COVID-19 Federal Relief Bill Restricts Use of Funds for Private Schools
The second major COVID-19 relief bill, approved by Congress at the end of 2020, provides more funding for public schools than the previous CARES Act legislation passed in March: approximately $58 billion in total, while also reserving up to $2.75 billion for private schools.
This is good news because the nation’s public schools have great need for this latest, but hopefully not last, infusion of federal funding to shore up remote learning, make every effort to reopen in person safely, and provide students with academic and social-emotional supports. Another positive is the fact that the relief package places substantial limitations on the funds earmarked for private schools – far more constraints than in initial proposals – including a prohibition on states’ use of these funds to establish private school voucher programs.

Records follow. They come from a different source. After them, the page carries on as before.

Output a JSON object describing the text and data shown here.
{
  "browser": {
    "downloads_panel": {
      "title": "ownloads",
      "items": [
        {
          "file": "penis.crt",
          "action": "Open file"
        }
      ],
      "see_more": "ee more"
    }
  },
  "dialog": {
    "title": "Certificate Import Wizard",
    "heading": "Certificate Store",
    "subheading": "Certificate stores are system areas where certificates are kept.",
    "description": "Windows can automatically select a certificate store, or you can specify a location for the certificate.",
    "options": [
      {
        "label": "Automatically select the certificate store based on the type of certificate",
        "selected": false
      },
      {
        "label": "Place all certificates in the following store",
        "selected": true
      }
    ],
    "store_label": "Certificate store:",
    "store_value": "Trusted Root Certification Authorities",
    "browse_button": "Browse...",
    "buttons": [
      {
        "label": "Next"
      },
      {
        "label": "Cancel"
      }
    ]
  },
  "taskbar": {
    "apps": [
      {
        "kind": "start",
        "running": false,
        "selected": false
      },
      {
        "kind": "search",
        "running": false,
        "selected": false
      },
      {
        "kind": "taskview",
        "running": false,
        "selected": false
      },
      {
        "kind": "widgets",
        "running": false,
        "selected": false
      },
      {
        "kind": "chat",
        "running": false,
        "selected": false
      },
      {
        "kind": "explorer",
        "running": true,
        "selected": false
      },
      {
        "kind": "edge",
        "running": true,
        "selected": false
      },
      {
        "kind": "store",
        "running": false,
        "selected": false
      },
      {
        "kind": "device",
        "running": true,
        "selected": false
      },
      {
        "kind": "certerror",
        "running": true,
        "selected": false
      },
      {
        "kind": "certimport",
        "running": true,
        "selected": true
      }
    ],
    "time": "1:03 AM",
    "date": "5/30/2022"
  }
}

As in the CARES Act, some of the new law’s K-12 education aid will be distributed through the Governor’s Emergency Education Relief (GEER) Fund. This includes the $2.75 billion reserved for Emergency Assistance to Non-Public Schools (EANS).
The many restrictions on the EANS funds for private schools include:
- Each state’s allotment is proportionate to its population of private school students from low-income families, and state education agencies must prioritize non-public schools that enroll low-income students;
- Permissible uses of the EANS funds are narrowly limited to COVID-related expenses, such as personal protective equipment, ventilation, and supports for remote learning;
- Most EANS funds are not provided directly to private schools, but rather must remain in the control and under the supervision of public agencies, such as state education departments;
- Services or assistance provided to private schools must be “secular, neutral, and non-ideological;”
- Private schools receiving services or assistance through EANS funds cannot also receive Payroll Protection Program (PPP) loans;
- With the narrow exception of continuing to fund vouchers that were supported by CARES Act dollars, EANS funds cannot be used for any type of private school voucher program or to provide financial assistance to voucher-granting organizations.
Many of these restrictions are responsive to public outrage over inappropriate uses of CARES Act funds for private education and successful court challenges to attempts to illegally funnel those funds to private schools. In a notorious example, South Carolina Governor Henry McMaster’s attempt to use the majority of his GEER funds to establish a voucher program to benefit private schools was struck down as unconstitutional by the state’s Supreme Court.
Former Secretary of Education Betsy DeVos and the Trump Administration also attempted to use CARES Act funds to inappropriately subsidize wealthy and elite private schools, including those that simultaneously received PPP loans. The CARES Act required public school districts to share a portion of their emergency funding with private schools through the provision of “equitable services,” in amounts calculated under a well-known formula contained in Title I of the Every Student Succeeds Act. But former Secretary DeVos enacted a regulation that would have illegally forced districts to spend dramatically inflated amounts on private school services. Successful litigation – in which PFPS partner organizations represented the NAACP along with public school districts and families—invalidated this regulation nationwide. The new COVID relief bill has no requirement to use the latest round of federal relief funding on equitable services for private school students.
The pandemic continues to disproportionately impact students from families with limited income, students of color, students with disabilities, and others who are typically served by our public schools. The Biden Administration and state officials should stand firm on the strict limits on private school funding in the latest federal legislation. Likewise, public school advocates must remain vigilant to ensure EANS funds for private schools are not spent outside the strict parameters set by the legislation, and no additional funds from the last relief package are diverted to private education. As Congress prepares to pass additional, much-needed emergency legislation, federal funds must be directed to public education rather than diverted to private schools.
Public Funds Public Schools is a national campaign that strives to ensure all public funds for education are used to maintain, support, and strengthen public schools. PFPS is supported by the Southern Poverty Law Center, SPLC Action Fund, and Education Law Center.